L-R: Steve Bannon (Ross D. Franklin / AP), Michael Flynn (Andrew Harnik / AP), Reince Priebus (Andrew Harnik / AP), Sean Spicer (Evan Vucci / AP).

Reince Priebus, Steve Bannon, Sean Spicer, and Michael Flynn are just a few of the many people who have left the White House since President Trump took office in January, and Politico's Josh Dawsey and Matthew Nussbaum have a story today on where those ex-staffers are now.

Why it matters: This White House has seen incredible turnover — Anthony Scaramucci was there for only 10 days, for instance — and Axios' Mike Allen recognized in October "how many essential staff and officials want out — if not this quarter, then soon after the new year."

  • Reince Priebus is traveling around the world for speaking engagements, telling "the secrets of the Trump administration." He's returned to his Wisconsin law firm, is taking clients, staying involved with the RNC, and golfing.
  • Steve Bannon is dieting, and spending his days "in constant talks with political candidates, think tank types, journalists and others." He still speaks with Trump and has frequent speaking engagements, to which he travels on private planes only - "he said he never plans to fly commercial unless there is no other option" - and with a heavy security detail of ex-military officials.
  • Sean Spicer has hired a lawyer and has been interviewed by special counsel Robert Mueller's team. Otherwise, Spicer is "maintaining a lower profile," doing occasional speaking engagements and previously holding a lecture series at Harvard soon after his departure. On his first night out of the White House, he met former communications director Michael Dubke for a drink.
  • Michael Flynn is "holed up in his Alexandria home" as Mueller's investigation heats up, and "trying to find a way to pay his lawyers," per Politico. He hasn't been accused of anything specific, but White House aides are "bracing for an indictment."
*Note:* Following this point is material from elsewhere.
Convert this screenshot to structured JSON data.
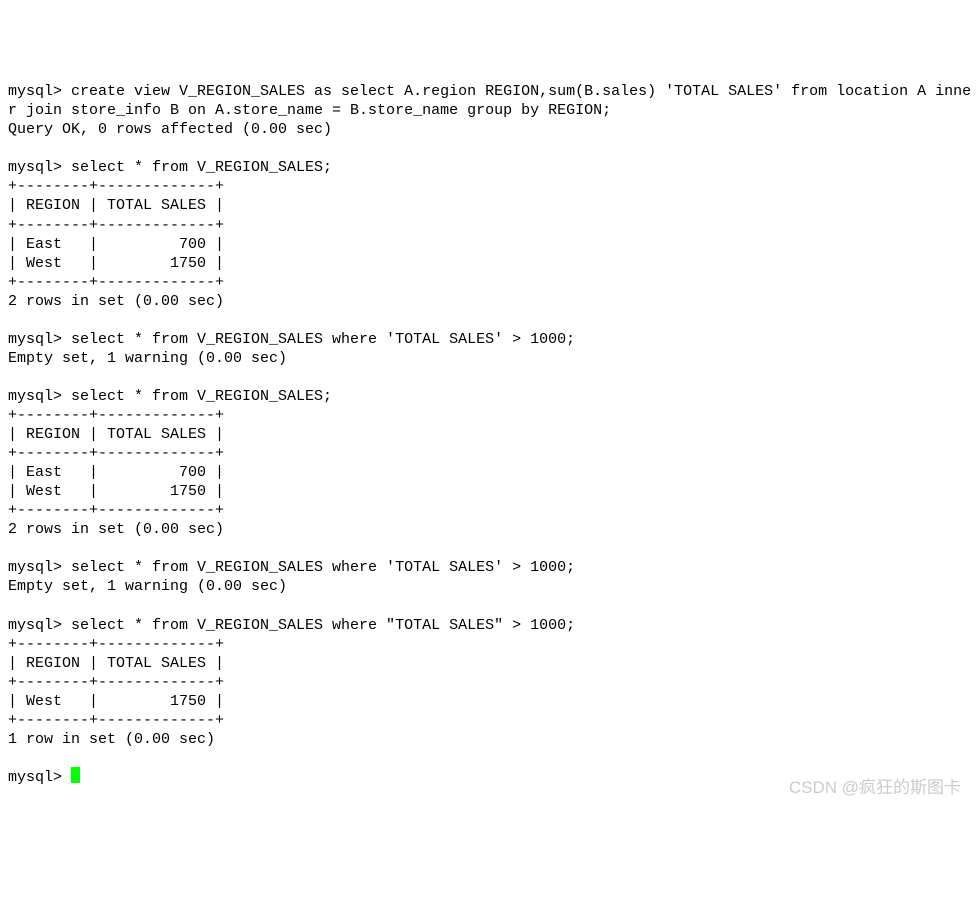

Go deeper

Updated 41 mins ago - Politics & Policy

Tim Scott says Trump "misspoke" when he told Proud Boys to "stand by"

Photo: Bonnie Cash/Pool/AFP via Getty Images

Sen. Tim Scott (R-S.C.) told reporters on Wednesday that he believes President Trump "misspoke" when he told the far-right "Proud Boys" group to "stand back and stand by" in response to a question about condemning white supremacy at the first presidential debate.

Catch up quick: Moderator Chris Wallace asked Trump on Tuesday, "Are you willing, tonight, to condemn white supremacists and militia groups and to say that they need to stand down?" Trump asked who specifically he should condemn, and then responded, "Proud Boys, stand back and stand by. But I'll tell you what, somebody's got to do something about antifa and the left."

Updated 49 mins ago - Politics & Policy

Commission on Presidential Debates wants changes

Photos: Jim Watson and Saul Loeb/AFP via Getty Images

The Commission on Presidential Debates announced Wednesday that it plans to implement changes to rules for the remaining debates, after Tuesday night's head-to-head between Joe Biden and Donald Trump was practically incoherent for most of the night.

What they are saying: "Last night's debate made clear that additional structure should be added to the format of the remaining debates to ensure a more orderly discussion of the issues," the CPD said in a statement.

Trump says he doesn't know who Proud Boys are after telling them to "stand by"

President Trump told reporters on Wednesday that he doesn't know who the Proud Boys are, after saying at the presidential debate last night that the far-right group should "stand back and stand by" in response to a question asking him to condemn white supremacists.

Why it matters: The comments set off outrage and calls for clarification from a number of Republican senators. After being asked several times on Wednesday whether he will condemn white supremacy, Trump responded, "I have always denounced any form — any form of any of that, you have to denounce. But I also — Joe Biden has to say something about antifa."